Oral supplements of pure hCG are prescription-only, but homeopathic hCG drops (HHCG drops) can be purchased without a prescription. The latter arguably contain effectively no hCG, based on the homeopathic theory of using extremely minute dilutions of an active ingredient. Like other liquid homeopathic medicines, they bypass FDA restriction by being almost 100% water. Nonetheless, HHCG has a high volume of positive, unsolicited testimonials. Claims of one-pound-per day weight loss on a pure hCG diet are not uncommon.
The hCG diet got its start in the 1950s, with hCG having already proved successful for treating infertility problems in women and certain hormonal problems in pre-pubescent boys. Endocrinologist A.T.W. Simeons, pioneer of the official hCG diet, observed that by administering small doses of hCG to his obese patients, they would lose adipose tissue (accumulated fat) in trouble spots like the thighs, buttocks, upper arms and stomach while preserving muscle tissue.
Dr. Simeons claimed in his original manuscript, “Pounds and Inches”, that the glycoprotein hormone not only aids in collecting adipose tissue from the body, but also acts as strong appetite suppressant, allowing the dieter it maintain a under 500-calorie daily regimen without feeling hungry.
HCG remains FDA approved due to its origins as a fertility drug, but the agency discourages its use for weight loss, requiring labels on hGC products to state that the hormone has not been proven to accelerate weight loss, curb appetite or burn fat. The FDA has not positively refuted HCG weight loss claims, but is unwilling to endorse its use as a weight loss supplement without sufficient clinical evidence that the supplement is the active ingredient in the rapid weight loss that many dieters have experienced when using it.
Many critics insist that the key to HCG has less to due with dissolving adipose tissue and everything to do with the small number of calories eaten each day. Dieters are are prohibited from eating more than 500 calories per day. If they go over the limit, they’re required to drink nothing but water the following day and eat nothing but six apples.
On regular days, recommended foods are vegetables and organic meat and fish, while all carbohydrates, dairy, sugar and alcohol are off-limits. HCG advocates don’t necessarily disagree with the argument that Simeons’ Very Low Calorie Diet (VLCD) is the primary cause of weight loss, but point out that as long as hCG works as an appetite suppressant, the hCG/VLCD regimen is extremely effective.

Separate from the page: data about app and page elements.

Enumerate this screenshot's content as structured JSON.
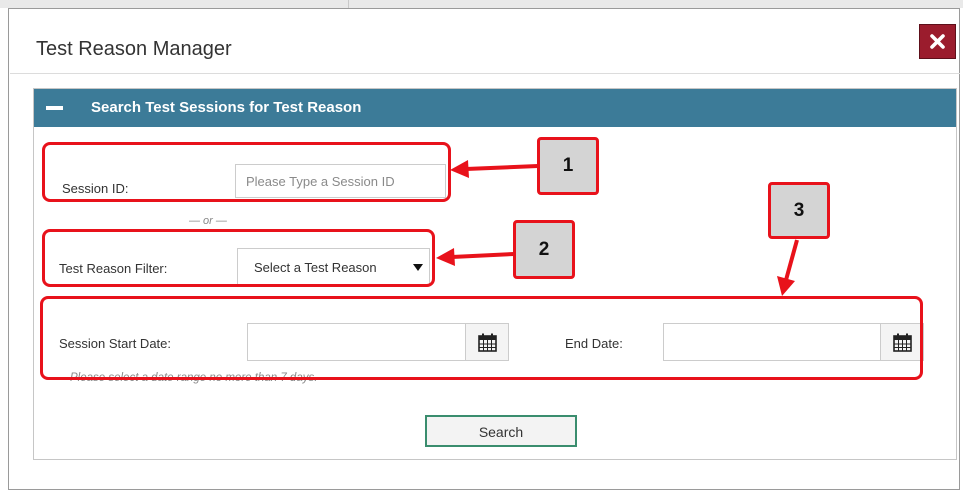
{
  "dialog": {
    "title": "Test Reason Manager",
    "close_icon": "close-x-icon",
    "close_color": "#9b1c2d"
  },
  "panel": {
    "title": "Search Test Sessions for Test Reason",
    "collapse_icon": "minus-icon",
    "header_color": "#3c7b98"
  },
  "form": {
    "session_id_label": "Session ID:",
    "session_id_value": "",
    "session_id_placeholder": "Please Type a Session ID",
    "or_text": "— or —",
    "test_reason_label": "Test Reason Filter:",
    "test_reason_selected": "Select a Test Reason",
    "start_date_label": "Session Start Date:",
    "start_date_value": "",
    "end_date_label": "End Date:",
    "end_date_value": "",
    "calendar_icon": "calendar-icon",
    "date_hint": "Please select a date range no more than 7 days.",
    "search_label": "Search"
  },
  "annotations": {
    "color": "#e8121b",
    "badges": [
      "1",
      "2",
      "3"
    ]
  }
}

In clinical settings, supervised programs offer packets of different lengths. Some clinics, for instance, offer a 3-week program for $500 or a 5-week program for $600. The patient receives daily injections during this period, after which he or she must go off the injections and eat normally for at least six weeks to prevent developing an immunity to hCG.
The hCG diet is not a panacea. It requires discipline, just like any other diet. While hCG might be effective in reducing one’s appetite, many overeaters eat habitually rather than being driven by appetite, so staying within the 500 calorie limit for several weeks is a project that should not be taken lightly. It’s highly recommended that anyone considering the hCG diet research the arguments for an against it thoroughly, and opt for clinical supervision if possible.